One of my favourite things to read by surprise is a Loesje poster. If you think that sounds a bit strange, well it is but in good way that makes you think. Loesje is a Dutch collective of people who aim to make the world a better place through posters with thought-provoking statements. Some of their statements are humorous, some are confronting and some simply make sense in a unique way.
To make a statement effective and provoking there are often two ways of achieving that. The first way is to launch a statement in the most spectacular and hyperbolic way possible just to be noticeable. Think of French presidents. Each French president has to make a statement of “I am a great president” by making a landmark monument or institution in the Paris region. It might seem silly but the physical statement of intent is there and in your face.

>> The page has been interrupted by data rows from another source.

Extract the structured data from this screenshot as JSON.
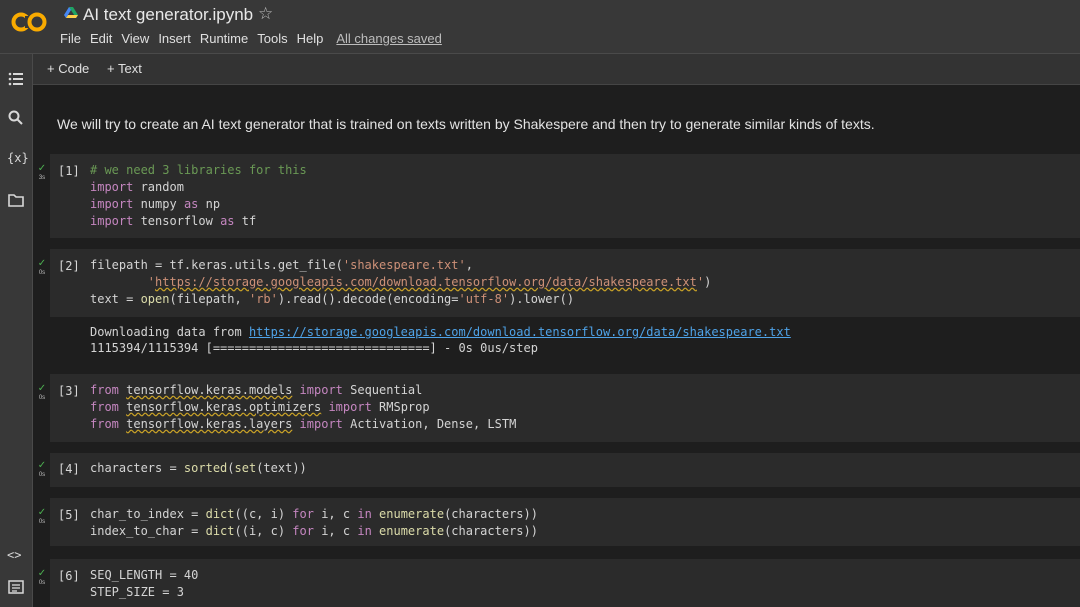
{
  "header": {
    "title": "AI text generator.ipynb",
    "menu": [
      "File",
      "Edit",
      "View",
      "Insert",
      "Runtime",
      "Tools",
      "Help"
    ],
    "save_status": "All changes saved"
  },
  "toolbar": {
    "code_label": "+ Code",
    "text_label": "+ Text"
  },
  "rail_icons": [
    "table-of-contents-icon",
    "search-icon",
    "variables-icon",
    "files-icon",
    "code-snippets-icon",
    "terminal-icon"
  ],
  "text_cell": "We will try to create an AI text generator that is trained on texts written by Shakespere and then try to generate similar kinds of texts.",
  "cells": [
    {
      "number": "[1]",
      "time": "3s",
      "lines": [
        "# we need 3 libraries for this",
        "import random",
        "import numpy as np",
        "import tensorflow as tf"
      ]
    },
    {
      "number": "[2]",
      "time": "0s",
      "lines": [
        "filepath = tf.keras.utils.get_file('shakespeare.txt',",
        "        'https://storage.googleapis.com/download.tensorflow.org/data/shakespeare.txt')",
        "text = open(filepath, 'rb').read().decode(encoding='utf-8').lower()"
      ],
      "output": [
        "Downloading data from https://storage.googleapis.com/download.tensorflow.org/data/shakespeare.txt",
        "1115394/1115394 [==============================] - 0s 0us/step"
      ]
    },
    {
      "number": "[3]",
      "time": "0s",
      "lines": [
        "from tensorflow.keras.models import Sequential",
        "from tensorflow.keras.optimizers import RMSprop",
        "from tensorflow.keras.layers import Activation, Dense, LSTM"
      ]
    },
    {
      "number": "[4]",
      "time": "0s",
      "lines": [
        "characters = sorted(set(text))"
      ]
    },
    {
      "number": "[5]",
      "time": "0s",
      "lines": [
        "char_to_index = dict((c, i) for i, c in enumerate(characters))",
        "index_to_char = dict((i, c) for i, c in enumerate(characters))"
      ]
    },
    {
      "number": "[6]",
      "time": "0s",
      "lines": [
        "SEQ_LENGTH = 40",
        "STEP_SIZE = 3"
      ]
    }
  ],
  "colors": {
    "accent_check": "#4caf50",
    "logo_orange": "#f9ab00",
    "link": "#4fa3e8"
  }
}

The second way of making an effective and provoking statement is by almost understating your statement. No spectacular and exaggerated antics, just a simple presentation, medium and format that is immediately perceived at perception. When you look at the cover of the book you understand what Loesje is about: a message in black letters on a white background on a childishly simple poster. In short, the core message is all that matters.
Loesje has been active for decades now and their messages are still as effective. Some posters are about typical everyday topics and some posters dig a bit deeper. When I mention “dig a bit deeper” I have to give a good example like the following poster.
This poster is courtesy of http://www.loesje.nl and available on their website.
This poster addresses human rights issues in general with a very sharp observation. Translated in English the text is as follows:
“(I wish) that human rights were as irrevocable as (political) rulers.”
The issue addressed says that as much as human rights are perceived as irrevocable in modern society, sometimes political rulers do not treat human rights as irrevocable. Sometimes political leaders make exceptions to the rules and rights in their own favour. Since the birth of human civilisation and politics these exceptions will always remain an issue. Plato and Machiavelli wrote works that are still relevant today.
Sometimes you read something that makes you think. Loesje does just that with a simple message on a poster. When I saw this book, the 25 year anthology I had to pick it up. Sometimes a poster is more than a poster…